How long do you think it takes to review the case?
With these TVs, is margin so razor thin that doing what's right (fixing a design defect on the early lots that was missed in testing) risks the company bottom line that much? Does this case review involve a business trade-off analysis of lost sales from a CNET forum published case of screwing over an early adopter of the latest tech vs. lost profit resulting from additional out of warranty claims because of a CNET forum published case of success?
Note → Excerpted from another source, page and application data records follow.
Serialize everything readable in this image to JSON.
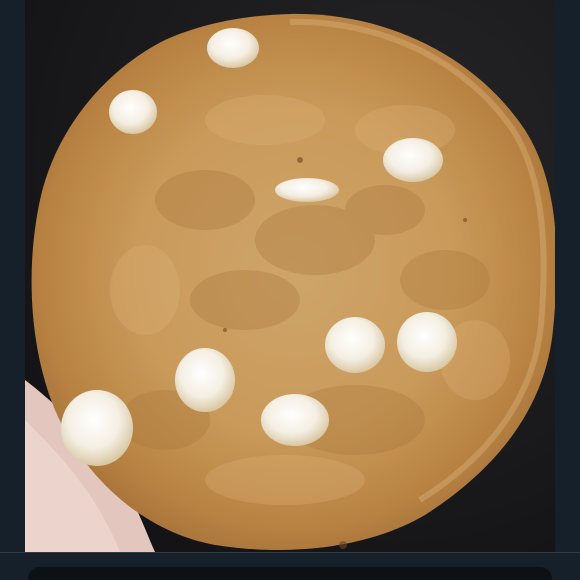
{
  "photo": {
    "subject": "cookie-photo",
    "colors": {
      "background": "#15202b",
      "photo_backdrop": "#1b1b1e",
      "cookie_base": "#c99a5a",
      "cookie_edge": "#b47d3f",
      "chip": "#f6f1e6",
      "hand": "#e3c6bd"
    }
  },
  "composer": {
    "colors": {
      "pill": "#0c1116"
    }
  }
}
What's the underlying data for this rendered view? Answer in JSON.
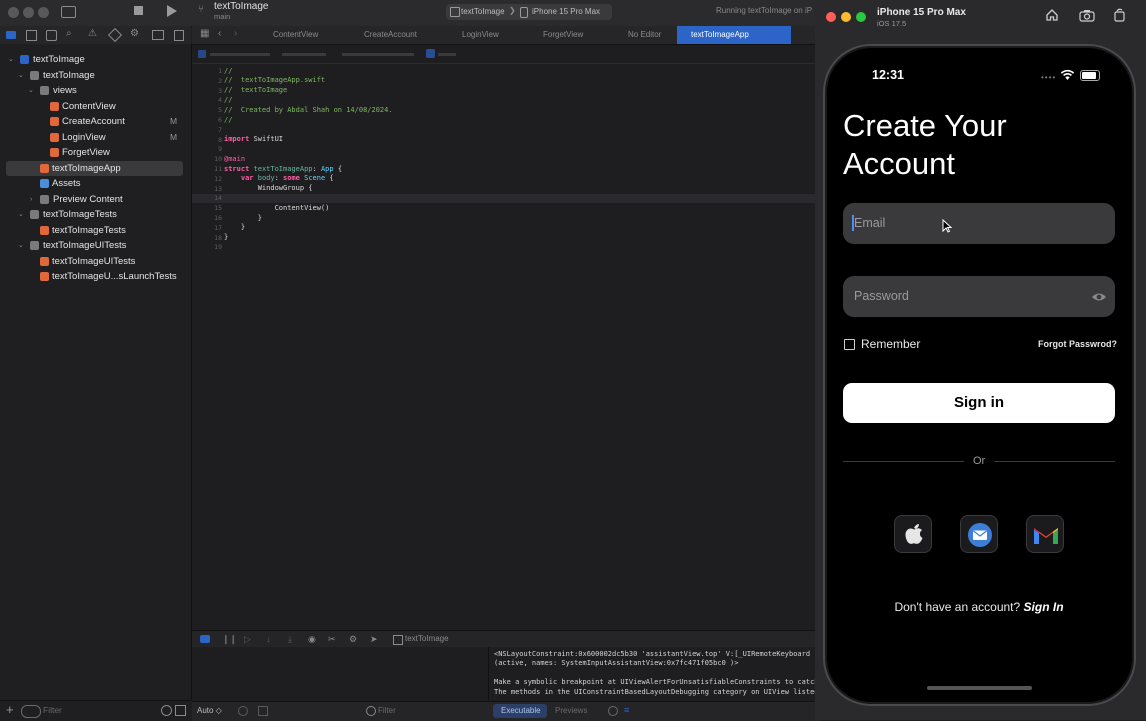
{
  "window": {
    "project_title": "textToImage",
    "branch": "main",
    "scheme": "textToImage",
    "destination": "iPhone 15 Pro Max",
    "status": "Running textToImage on iP"
  },
  "editor_tabs": [
    {
      "label": "ContentView"
    },
    {
      "label": "CreateAccount"
    },
    {
      "label": "LoginView"
    },
    {
      "label": "ForgetView"
    },
    {
      "label": "No Editor"
    },
    {
      "label": "textToImageApp"
    }
  ],
  "navigator": {
    "items": [
      {
        "label": "textToImage",
        "flag": ""
      },
      {
        "label": "textToImage",
        "flag": ""
      },
      {
        "label": "views",
        "flag": ""
      },
      {
        "label": "ContentView",
        "flag": ""
      },
      {
        "label": "CreateAccount",
        "flag": "M"
      },
      {
        "label": "LoginView",
        "flag": "M"
      },
      {
        "label": "ForgetView",
        "flag": ""
      },
      {
        "label": "textToImageApp",
        "flag": ""
      },
      {
        "label": "Assets",
        "flag": ""
      },
      {
        "label": "Preview Content",
        "flag": ""
      },
      {
        "label": "textToImageTests",
        "flag": ""
      },
      {
        "label": "textToImageTests",
        "flag": ""
      },
      {
        "label": "textToImageUITests",
        "flag": ""
      },
      {
        "label": "textToImageUITests",
        "flag": ""
      },
      {
        "label": "textToImageU...sLaunchTests",
        "flag": ""
      }
    ],
    "filter_placeholder": "Filter"
  },
  "code": {
    "line_numbers": [
      "1",
      "2",
      "3",
      "4",
      "5",
      "6",
      "7",
      "8",
      "9",
      "10",
      "11",
      "12",
      "13",
      "14",
      "15",
      "16",
      "17",
      "18",
      "19"
    ],
    "lines": [
      "//",
      "//  textToImageApp.swift",
      "//  textToImage",
      "//",
      "//  Created by Abdal Shah on 14/08/2024.",
      "//",
      "",
      "import SwiftUI",
      "",
      "@main",
      "struct textToImageApp: App {",
      "    var body: some Scene {",
      "        WindowGroup {",
      "",
      "            ContentView()",
      "        }",
      "    }",
      "}",
      ""
    ]
  },
  "debug": {
    "target": "textToImage",
    "console_lines": [
      "<NSLayoutConstraint:0x600002dc5b30 'assistantView.top' V:[_UIRemoteKeyboard",
      "(active, names: SystemInputAssistantView:0x7fc471f05bc0 )>",
      "",
      "Make a symbolic breakpoint at UIViewAlertForUnsatisfiableConstraints to catch",
      "The methods in the UIConstraintBasedLayoutDebugging category on UIView listed"
    ],
    "auto_label": "Auto ◇",
    "filter_placeholder": "Filter",
    "tab_executable": "Executable",
    "tab_previews": "Previews"
  },
  "simulator": {
    "device_name": "iPhone 15 Pro Max",
    "os": "iOS 17.5",
    "time": "12:31",
    "screen": {
      "title_line1": "Create Your",
      "title_line2": "Account",
      "email_placeholder": "Email",
      "password_placeholder": "Password",
      "remember_label": "Remember",
      "forgot_label": "Forgot Passwrod?",
      "signin_label": "Sign in",
      "or_label": "Or",
      "no_account_text": "Don't have an account?",
      "signin_link": "Sign In",
      "social_icons": [
        "apple-icon",
        "mail-icon",
        "gmail-icon"
      ]
    }
  },
  "colors": {
    "accent": "#2c64c8",
    "comment": "#7cb860",
    "keyword": "#fc5fa3",
    "type": "#5dd8ff"
  }
}
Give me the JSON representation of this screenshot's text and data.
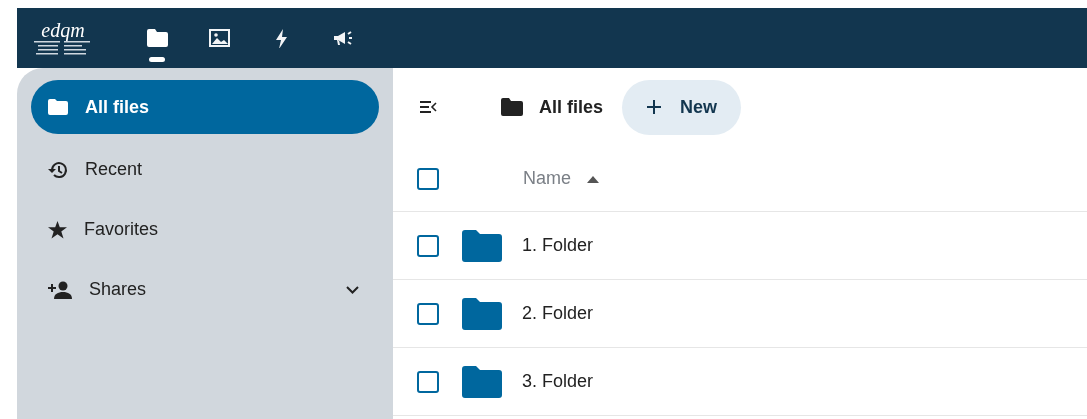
{
  "header": {
    "logo": {
      "text": "edqm"
    },
    "apps": [
      {
        "kind": "folder",
        "selected": true
      },
      {
        "kind": "image",
        "selected": false
      },
      {
        "kind": "bolt",
        "selected": false
      },
      {
        "kind": "megaphone",
        "selected": false
      }
    ]
  },
  "sidebar": {
    "items": [
      {
        "kind": "folder",
        "label": "All files",
        "selected": true,
        "expandable": false
      },
      {
        "kind": "history",
        "label": "Recent",
        "selected": false,
        "expandable": false
      },
      {
        "kind": "star",
        "label": "Favorites",
        "selected": false,
        "expandable": false
      },
      {
        "kind": "share",
        "label": "Shares",
        "selected": false,
        "expandable": true
      }
    ]
  },
  "breadcrumb": {
    "label": "All files"
  },
  "new_button": {
    "label": "New"
  },
  "table": {
    "columns": [
      {
        "label": "Name",
        "sorted_ascending": true
      }
    ],
    "all_checked": false,
    "rows": [
      {
        "name": "1. Folder",
        "checked": false
      },
      {
        "name": "2. Folder",
        "checked": false
      },
      {
        "name": "3. Folder",
        "checked": false
      }
    ]
  }
}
Taking this long suggests the corporate bean counters are hard at work calculating the potential liability against the bottom line if they do what's ethically the right thing to do (They're certainly spending more money analyzing the business case than what it would cost to fix my specific problem, but then again, I guess the staff accountants and legal folks are sunk costs anyway). They know how many serial numbers are still out there that have not had the fix that are potential warranty claims if they establish a precedent suggesting they'll take care of people past the original warranty period. In my case, let me remind them I've had this problem and reported it within my first two weeks of ownership. I assume they'd still have my call on record. And if they don't, or they purged it from the system (which is the more likely case) DISH Network has my call on record the first time they offered to provide me an RF remote controlled DVR as an extra cost upgrade to work around the problem back in Jan '09. It seems Samsung would lose the case if I took them to court over the issue...might have to throw in some mental anguish pain and suffering from having to get out of bed to switch the channel on the satellite the first 30 minutes as my wife and I were trying to wind down each night, which led to lost sleep, poor performance on the job, lost promotions as a result....wow, could be worth hundreds of thousands of dollars of lost wages over my lifetime...somebody call a lawyer!!!!
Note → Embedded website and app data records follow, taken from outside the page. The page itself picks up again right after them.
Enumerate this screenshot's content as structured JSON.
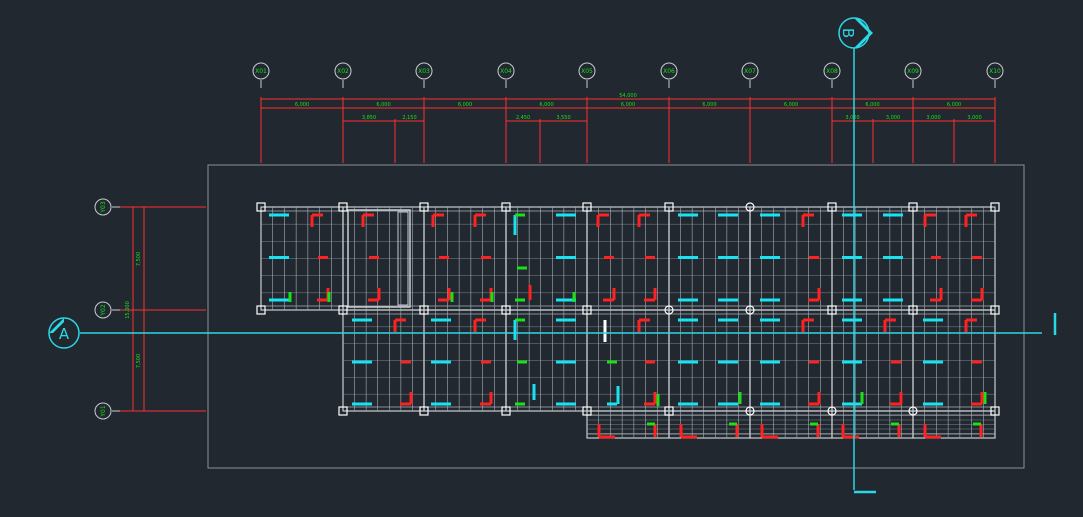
{
  "drawing": {
    "background": "#212830",
    "colors": {
      "frame": "#8a8f96",
      "dimension": "#ff3030",
      "text": "#19e019",
      "axis": "#2ad8e6",
      "grid": "#c9cdd2",
      "gridfill": "#aab0b6",
      "red": "#ff2222",
      "cyan": "#19e3f0",
      "green": "#19e019",
      "white": "#ffffff"
    },
    "x_axes": [
      "X01",
      "X02",
      "X03",
      "X04",
      "X05",
      "X06",
      "X07",
      "X08",
      "X09",
      "X10"
    ],
    "y_axes": [
      "Y03",
      "Y02",
      "Y01"
    ],
    "dim_total": "54,000",
    "dim_row1": [
      "6,000",
      "6,000",
      "6,000",
      "6,000",
      "6,000",
      "6,000",
      "6,000",
      "6,000",
      "6,000"
    ],
    "dim_row2": [
      "3,850",
      "2,150",
      "2,450",
      "3,550",
      "3,000",
      "3,000",
      "3,000",
      "3,000"
    ],
    "dim_left_segments": [
      "7,500",
      "7,500"
    ],
    "dim_left_total": "15,000",
    "section_a": "A",
    "section_b": "B"
  }
}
IMHO, any owner with the unfixed TV creates a potential case for more future lost sales (not just profit from paying for the fix). Let Samsung mull over this hypothetical: Owners of the un-fixed sets eventually go out and buy a new DVD player, or switch cable or satellite providers and discover this problem when the TV is 2, 3, 4 or more years old. They search the internet and find their problem is a design defect that has been known since at least mid '09. Samsung refuses to fix, citing out of warranty. That torques off the owner who shares his frustration and story about how a company who knew about a design defect didn't give him the option of applying the fix to his set while still under warranty; and recommends to all his friends and family to avoid Samsung products. It won't just be a lost repeat sale by that original owner.
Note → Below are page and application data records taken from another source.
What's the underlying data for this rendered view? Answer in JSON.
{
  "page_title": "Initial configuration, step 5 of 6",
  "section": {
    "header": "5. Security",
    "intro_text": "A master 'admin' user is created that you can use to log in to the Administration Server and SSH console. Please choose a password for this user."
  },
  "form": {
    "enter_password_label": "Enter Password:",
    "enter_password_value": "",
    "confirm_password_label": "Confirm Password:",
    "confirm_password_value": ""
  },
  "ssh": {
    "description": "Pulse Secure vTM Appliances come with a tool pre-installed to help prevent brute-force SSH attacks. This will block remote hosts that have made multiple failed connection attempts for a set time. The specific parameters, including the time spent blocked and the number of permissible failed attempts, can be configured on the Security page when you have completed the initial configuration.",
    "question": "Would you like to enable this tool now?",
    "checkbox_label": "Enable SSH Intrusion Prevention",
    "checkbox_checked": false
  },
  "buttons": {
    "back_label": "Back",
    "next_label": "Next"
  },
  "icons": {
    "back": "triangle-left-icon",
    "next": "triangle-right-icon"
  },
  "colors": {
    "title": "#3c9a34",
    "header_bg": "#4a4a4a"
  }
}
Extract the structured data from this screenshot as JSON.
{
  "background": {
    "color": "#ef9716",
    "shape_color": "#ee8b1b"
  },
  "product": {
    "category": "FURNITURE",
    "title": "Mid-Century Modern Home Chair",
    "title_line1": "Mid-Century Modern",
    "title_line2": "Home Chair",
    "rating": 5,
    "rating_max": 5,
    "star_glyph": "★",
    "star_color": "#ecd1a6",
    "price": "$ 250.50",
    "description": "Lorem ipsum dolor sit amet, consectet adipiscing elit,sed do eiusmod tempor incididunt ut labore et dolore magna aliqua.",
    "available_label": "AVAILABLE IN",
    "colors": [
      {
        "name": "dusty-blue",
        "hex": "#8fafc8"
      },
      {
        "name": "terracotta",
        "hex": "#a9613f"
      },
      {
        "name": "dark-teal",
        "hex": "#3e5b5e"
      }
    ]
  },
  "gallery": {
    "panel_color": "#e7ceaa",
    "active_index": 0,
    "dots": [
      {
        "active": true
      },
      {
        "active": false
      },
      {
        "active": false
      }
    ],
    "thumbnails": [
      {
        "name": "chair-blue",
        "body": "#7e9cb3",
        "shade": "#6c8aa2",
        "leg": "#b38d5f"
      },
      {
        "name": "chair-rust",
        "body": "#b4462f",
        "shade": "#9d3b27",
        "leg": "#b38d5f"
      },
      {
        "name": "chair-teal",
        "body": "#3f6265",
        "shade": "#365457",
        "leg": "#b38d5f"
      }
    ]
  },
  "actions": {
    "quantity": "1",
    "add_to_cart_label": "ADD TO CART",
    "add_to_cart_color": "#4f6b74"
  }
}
Thanks for the opportunity to vent. From my perspective, it should be a simple decision for Samsung. They screwed up with their design. They should fix it. And help the test engineer who didn't plan for all IR frequencies of remote controls that might be used in the same room with the TV learn from his mistake and apply it to future product performance testing.